Hurricane Dorian Landfall in Florida Could Hurt Reinsurers the Most: KBW

Analysts at Keefe, Bruyette & Woods (KBW) believe that Tropical Storm Dorian is likely to impact reinsurers more than primary carriers if it strengthens and makes landfall in Florida.

Source: Reinsurance News - Matt Sheehan | Published on August 28, 2019

A Caution Sign in Front of Storm Clouds Warning of Hurricane Season.

Current forecasts suggest that Dorian could develop into a Category 2 hurricane with wind speeds in excess of 100mph before making landfall along the east coast of Florida on Monday morning.

At present, the storm is approaching several Caribbean islands, and is expected to near Category 1 status as it tracks over Puerto Rico and the Dominican Republic on Wednesday and Thursday.

Florida Governor Ron DeSantis has told residents in the storm’s path to prepare for “strong winds, heavy rain and flooding,” with significant storm surge also expected.

KBW noted that primary insurer retentions in the region tend to be fairly low, meaning that reinsurers may bear the worst losses if Dorian develops into a sizable hurricane event.
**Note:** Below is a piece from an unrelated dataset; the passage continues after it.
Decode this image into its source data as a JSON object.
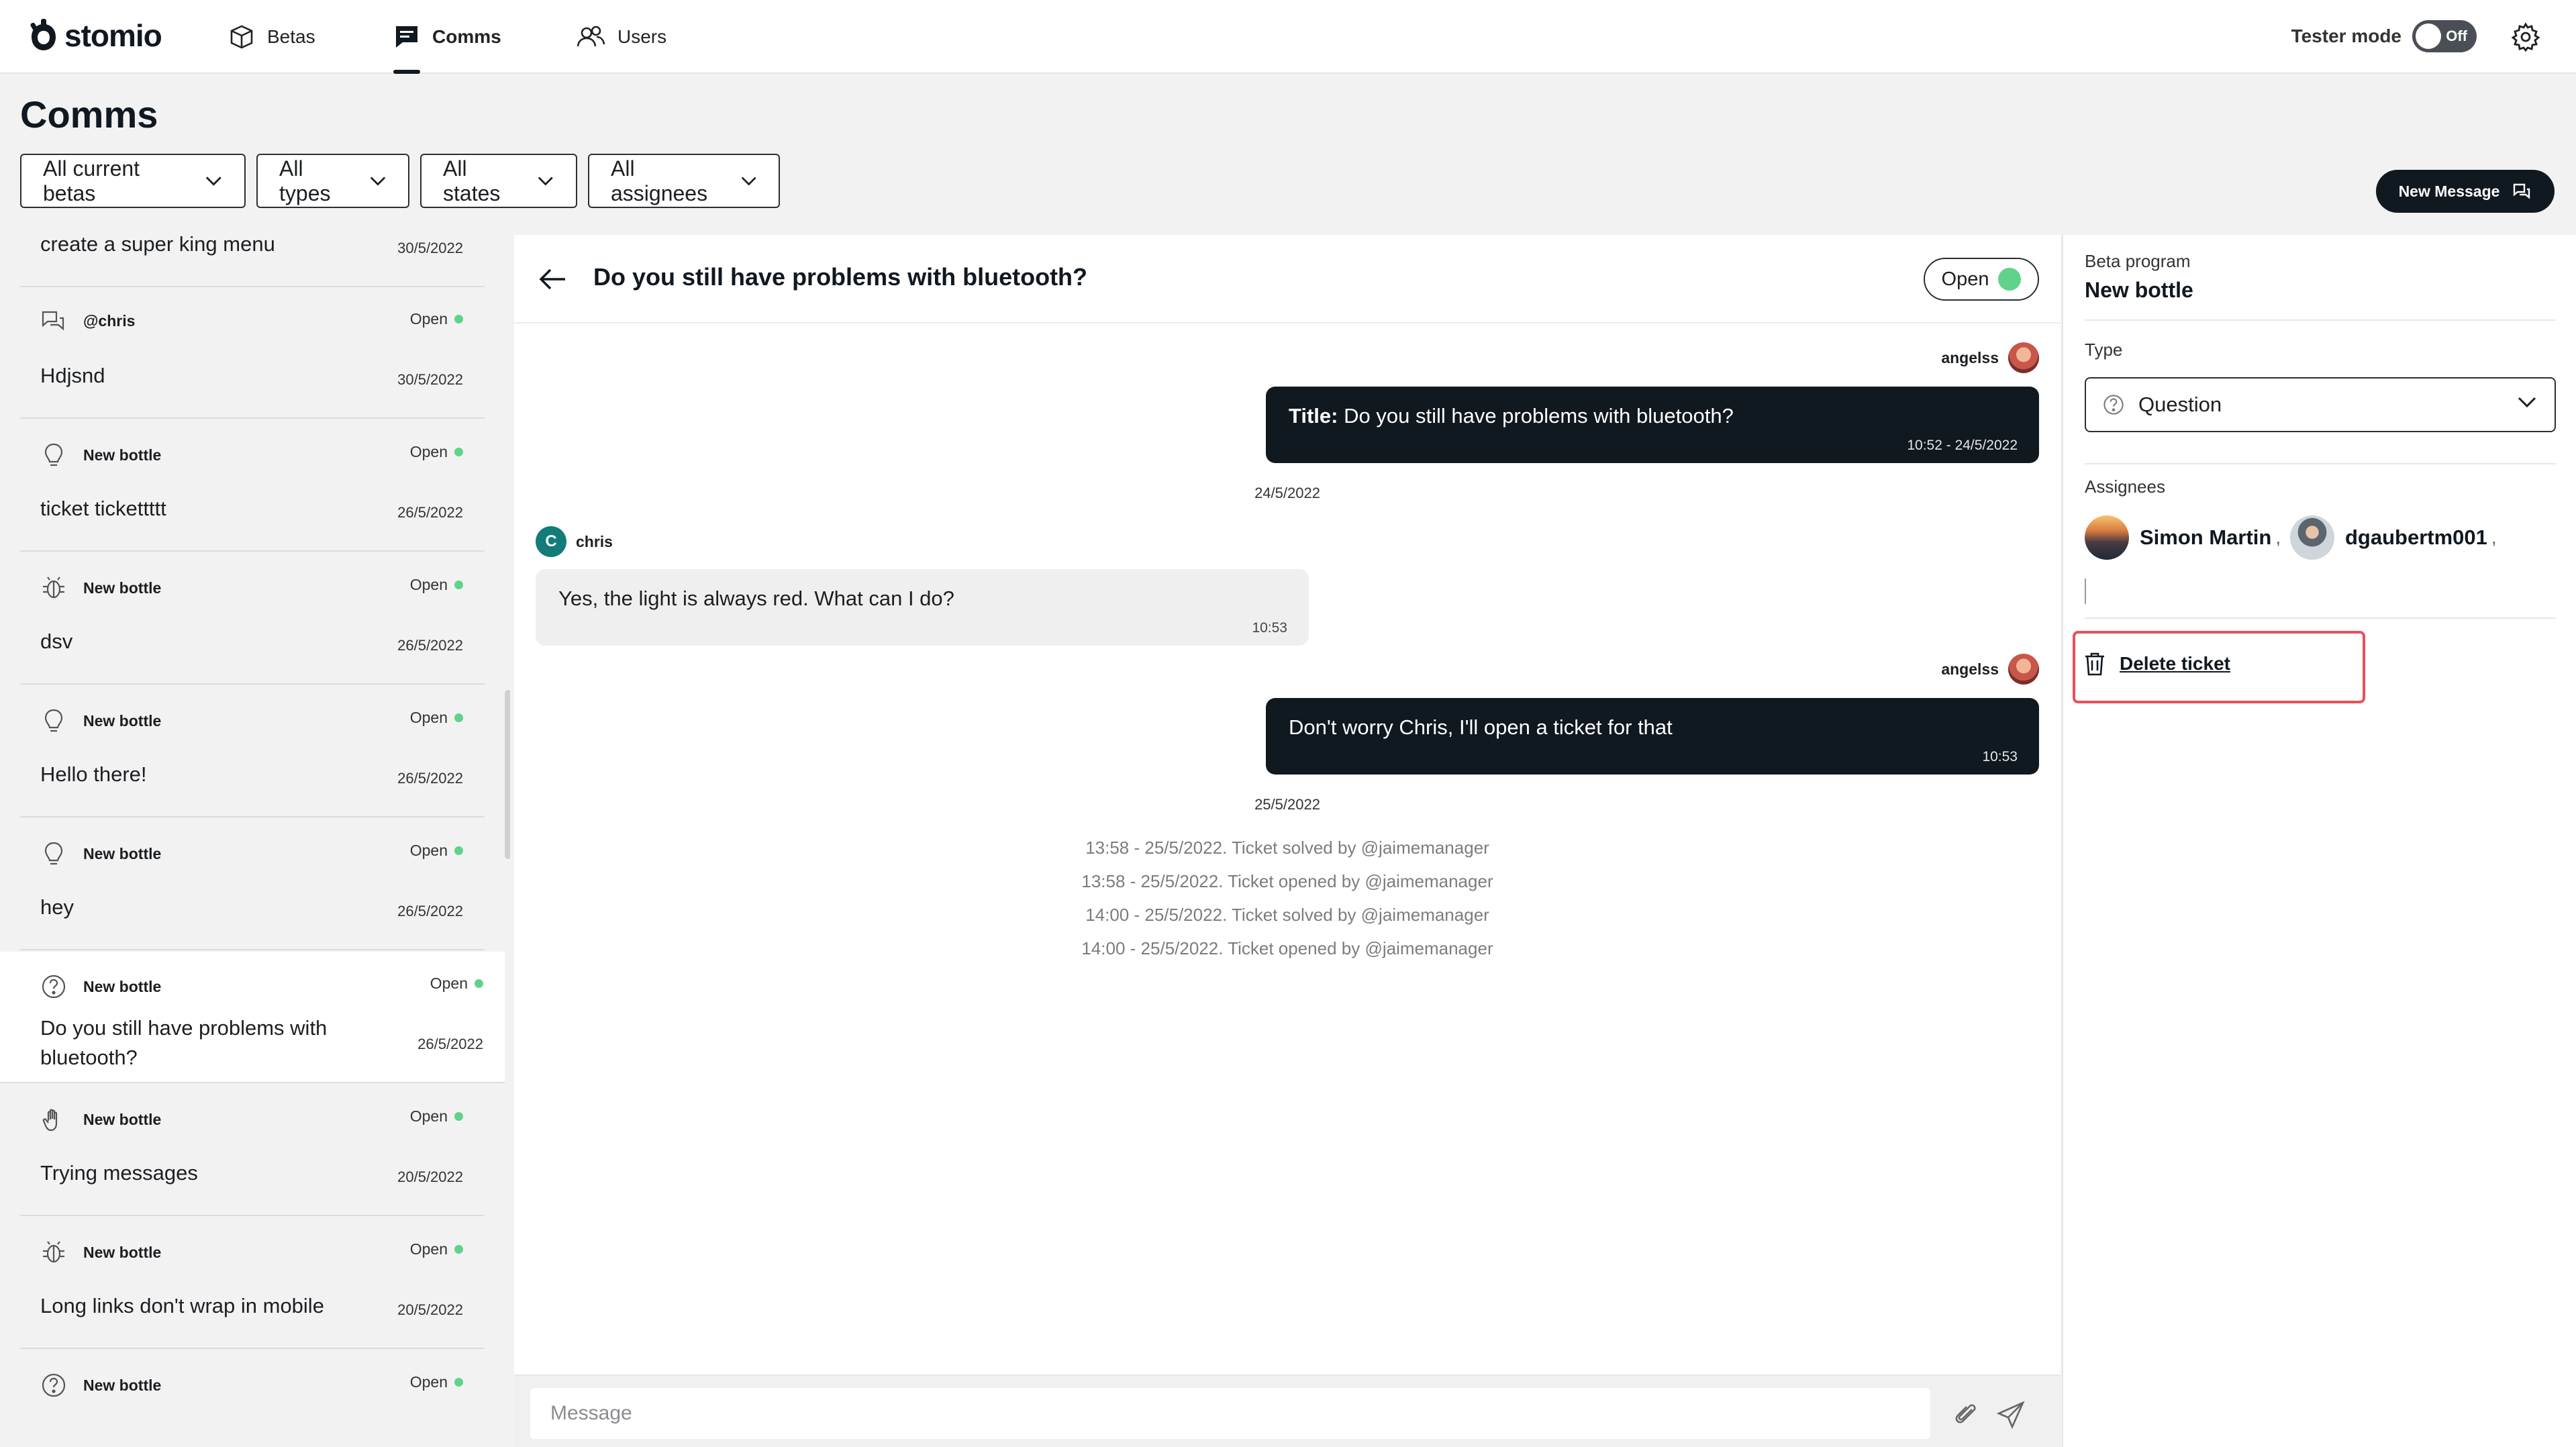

With Florida still reeling from the losses caused by Hurricane Irma in 2017 and Hurricane Michael in 2018, insurers in the state remain well reinsured and many have also taken advantage of greater use of the Florida Hurricane Catastrophe Fund (FHCF).

At the same time, some reinsurers have opted to grow their books in Florida, including the big four European reinsurers – Munich Re, Swiss Re, Hannover Re and SCOR.

Additionally, retrocession market capacity has shrunk and so reinsurers could be less well protected than in recent years should a major hurricane make landfall in Florida.

Major reinsurance firms have also been using increasing amounts of third-party capital to help them expand further into Florida at recent renewals, which has added to the expansion of their Florida exposures.

Current projections from the National Hurricane Center (NHC) show Dorian tracking to make landfall east of Orlando and south of Jacksonville, with Daytona Beach the largest city near projected landfall.

In a recent update, the NHC stated that “Dorian remains a compact and asymmetric tropical storm,” although that could change and the Center acknowledged that some projection models show Dorian “increasing in size by the time it nears the southeast U.S.”

However, some meteorologists have warned that, while damages from Storm Dorian could be severe, it still remains far too early to forecast any impacts.